Clay is on American Veterinary Medical Association’s Committee on Environmental Issues and serves on the Zoo and Wildlife Working Group for the AVMA’s Panel on Depopulation. He is on the Research and Grants Committee for the American Association of Zoo Veterinarians (AAZV) and is an Associate Editor for the Journal of Wildlife Diseases. He is a Professional Member of the Boone and Crockett Club and is a Professional Advisor to East Foundation.
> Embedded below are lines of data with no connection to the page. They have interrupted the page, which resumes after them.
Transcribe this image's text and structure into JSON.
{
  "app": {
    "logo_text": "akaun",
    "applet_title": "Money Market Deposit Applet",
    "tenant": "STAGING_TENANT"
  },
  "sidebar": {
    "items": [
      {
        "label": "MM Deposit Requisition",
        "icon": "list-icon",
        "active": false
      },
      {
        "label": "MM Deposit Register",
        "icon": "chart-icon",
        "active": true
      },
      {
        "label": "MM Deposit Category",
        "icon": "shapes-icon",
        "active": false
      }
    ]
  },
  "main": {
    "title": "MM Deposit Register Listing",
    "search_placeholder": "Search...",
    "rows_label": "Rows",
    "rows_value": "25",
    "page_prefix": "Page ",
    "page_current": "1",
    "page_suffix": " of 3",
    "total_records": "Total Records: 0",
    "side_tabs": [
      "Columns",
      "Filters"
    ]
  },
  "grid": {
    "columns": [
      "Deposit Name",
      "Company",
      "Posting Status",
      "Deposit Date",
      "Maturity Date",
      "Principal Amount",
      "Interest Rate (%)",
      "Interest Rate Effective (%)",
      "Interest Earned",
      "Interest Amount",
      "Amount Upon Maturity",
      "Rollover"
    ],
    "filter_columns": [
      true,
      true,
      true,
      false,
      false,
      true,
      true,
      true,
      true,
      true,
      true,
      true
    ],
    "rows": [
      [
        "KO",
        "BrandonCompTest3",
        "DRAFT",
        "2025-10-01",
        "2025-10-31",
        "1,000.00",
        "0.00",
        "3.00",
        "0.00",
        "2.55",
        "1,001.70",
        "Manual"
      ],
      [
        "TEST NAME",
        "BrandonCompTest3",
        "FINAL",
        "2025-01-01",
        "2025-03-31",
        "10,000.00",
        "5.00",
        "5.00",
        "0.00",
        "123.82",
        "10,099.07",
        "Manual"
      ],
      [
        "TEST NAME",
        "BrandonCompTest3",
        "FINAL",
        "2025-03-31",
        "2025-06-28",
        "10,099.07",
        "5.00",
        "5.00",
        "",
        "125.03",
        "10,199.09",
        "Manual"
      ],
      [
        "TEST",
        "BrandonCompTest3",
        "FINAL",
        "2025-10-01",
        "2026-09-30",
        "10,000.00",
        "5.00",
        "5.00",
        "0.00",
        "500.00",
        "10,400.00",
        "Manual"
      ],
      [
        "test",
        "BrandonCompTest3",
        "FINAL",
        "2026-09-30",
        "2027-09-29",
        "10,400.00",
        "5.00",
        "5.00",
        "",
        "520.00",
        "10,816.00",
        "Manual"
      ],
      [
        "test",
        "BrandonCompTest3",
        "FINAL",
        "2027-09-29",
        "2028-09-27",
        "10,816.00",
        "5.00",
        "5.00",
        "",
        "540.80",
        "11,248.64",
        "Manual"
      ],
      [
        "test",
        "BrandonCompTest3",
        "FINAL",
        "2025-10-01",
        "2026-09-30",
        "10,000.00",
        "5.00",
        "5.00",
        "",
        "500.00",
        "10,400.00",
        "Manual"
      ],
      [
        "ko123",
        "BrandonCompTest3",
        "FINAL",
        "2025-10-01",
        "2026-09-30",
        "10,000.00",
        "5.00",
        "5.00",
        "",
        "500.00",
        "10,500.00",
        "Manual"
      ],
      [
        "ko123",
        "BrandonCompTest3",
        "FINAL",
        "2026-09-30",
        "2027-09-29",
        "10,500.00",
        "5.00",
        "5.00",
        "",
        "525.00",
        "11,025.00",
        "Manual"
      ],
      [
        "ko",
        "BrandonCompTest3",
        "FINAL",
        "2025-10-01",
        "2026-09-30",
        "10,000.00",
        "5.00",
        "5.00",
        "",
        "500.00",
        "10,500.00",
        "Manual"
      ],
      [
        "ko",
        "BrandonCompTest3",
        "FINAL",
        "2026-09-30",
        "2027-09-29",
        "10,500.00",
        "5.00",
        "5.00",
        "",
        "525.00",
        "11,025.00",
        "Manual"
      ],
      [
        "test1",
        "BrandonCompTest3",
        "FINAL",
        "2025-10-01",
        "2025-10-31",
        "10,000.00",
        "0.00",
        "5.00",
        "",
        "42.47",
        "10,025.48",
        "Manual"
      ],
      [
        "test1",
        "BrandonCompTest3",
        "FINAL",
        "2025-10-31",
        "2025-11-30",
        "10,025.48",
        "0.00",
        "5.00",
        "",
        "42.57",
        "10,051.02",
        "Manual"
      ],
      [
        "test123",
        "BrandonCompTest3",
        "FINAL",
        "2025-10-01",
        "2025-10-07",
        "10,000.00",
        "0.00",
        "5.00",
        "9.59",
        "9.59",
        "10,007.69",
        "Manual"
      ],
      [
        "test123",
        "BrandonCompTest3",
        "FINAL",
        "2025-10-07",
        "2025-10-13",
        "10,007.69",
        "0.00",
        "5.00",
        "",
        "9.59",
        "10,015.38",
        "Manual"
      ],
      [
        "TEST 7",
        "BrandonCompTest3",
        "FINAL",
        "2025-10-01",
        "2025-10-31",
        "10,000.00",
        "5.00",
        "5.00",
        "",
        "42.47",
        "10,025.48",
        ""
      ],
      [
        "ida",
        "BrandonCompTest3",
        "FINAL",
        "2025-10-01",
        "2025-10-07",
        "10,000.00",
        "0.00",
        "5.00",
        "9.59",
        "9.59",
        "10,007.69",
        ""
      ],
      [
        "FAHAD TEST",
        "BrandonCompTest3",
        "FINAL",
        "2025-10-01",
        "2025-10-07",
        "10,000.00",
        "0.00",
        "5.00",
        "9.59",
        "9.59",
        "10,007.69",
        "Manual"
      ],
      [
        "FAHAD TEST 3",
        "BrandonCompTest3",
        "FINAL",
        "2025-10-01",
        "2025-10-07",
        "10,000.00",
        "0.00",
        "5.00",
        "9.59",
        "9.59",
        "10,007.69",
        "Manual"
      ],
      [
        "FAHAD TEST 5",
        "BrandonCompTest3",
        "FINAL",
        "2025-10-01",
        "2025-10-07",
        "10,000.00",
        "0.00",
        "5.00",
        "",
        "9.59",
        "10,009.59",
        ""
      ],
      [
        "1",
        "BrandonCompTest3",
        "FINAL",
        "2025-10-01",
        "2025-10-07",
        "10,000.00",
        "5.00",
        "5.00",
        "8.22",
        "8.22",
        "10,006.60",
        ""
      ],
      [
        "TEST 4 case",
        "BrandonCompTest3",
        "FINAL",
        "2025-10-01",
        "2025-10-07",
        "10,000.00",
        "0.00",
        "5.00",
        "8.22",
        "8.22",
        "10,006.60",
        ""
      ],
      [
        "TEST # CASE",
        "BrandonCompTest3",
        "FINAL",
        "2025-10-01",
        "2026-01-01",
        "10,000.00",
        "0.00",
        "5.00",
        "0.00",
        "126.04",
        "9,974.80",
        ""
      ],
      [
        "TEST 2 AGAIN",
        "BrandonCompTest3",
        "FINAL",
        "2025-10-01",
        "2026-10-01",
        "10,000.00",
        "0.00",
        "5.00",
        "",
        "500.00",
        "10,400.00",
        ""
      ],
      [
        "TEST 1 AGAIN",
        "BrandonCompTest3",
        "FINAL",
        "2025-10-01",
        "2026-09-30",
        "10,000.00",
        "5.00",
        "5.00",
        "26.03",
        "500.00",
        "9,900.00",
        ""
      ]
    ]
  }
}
Select awards have been from the Tennessee Valley Authority for his work with gates used in caves that house endangered bats, the 2014 Service Award from the Alabama Veterinary Medical Association, two Presidential Service Awards from the AAZV, and the Wilford S. Bailey Distinguished Alumnus Award for Research & Public Service from Auburn University’s College of Veterinary Medicine.
Clay’s veterinary interests include best practices for wildlife anesthesia & immobilization, SARS-CoV-2 in south-Texas wildlife, demographics of black bears in Arkansas and southwest Texas, assisted reproduction in ocelots, lion demographics in southwest Texas, and biotoxicology.
Assisted reproduction and disease dynamics in ocelots
SARS-CoV-2 and ACE-2 receptors in south Texas wildlife
Development of anesthesia protocols in denning black bears in Arkansas
Understanding recolonization efforts of black bears in the Trans-Pecos Region of Texas
Impacts of the border barrier system on large carnivores
Determination of fecal tri-iodothyronine and cortisol as physiologic proxies of animal welfare
Habitat use and resource selection among sympatric cattle, white-tailed deer, and nilgai
Large Animal Surgery & Medicine, Texas A&M University-Kingsville.
Avian, Exotic & Wildlife Medicine, Texas A&M University-Kingsville.
Laboratory Animal Medicine, Texas A&M University-Kingsville.
Clinical Externship I, Texas A&M University-Kingsville.
Clinical Externship I, Texas A&M University-Kingsville
Veterinary Diagnostic Imaging, Texas A&M University-Kingsville.
Small Animal Medicine II, Texas A&M University-Kingsville.
Veterinary Parasitology, Texas A&M University-Kingsville.
Medical Terminology, Texas A&M University-Kingsville.
Pharmacologic Calculations, Texas A&M University-Kingsville.
Small Animal Medicine I, Texas A&M University-Kingsville.
Veterinary Anatomy & Physiology, Texas A&M University-Kingsville.
Veterinary Anatomy I, Auburn University College of Veterinary Medicine.
Veterinary Anatomy II, Auburn University College of Veterinary Medicine.
Veterinary Toxicology, Auburn University College of Veterinary Medicine.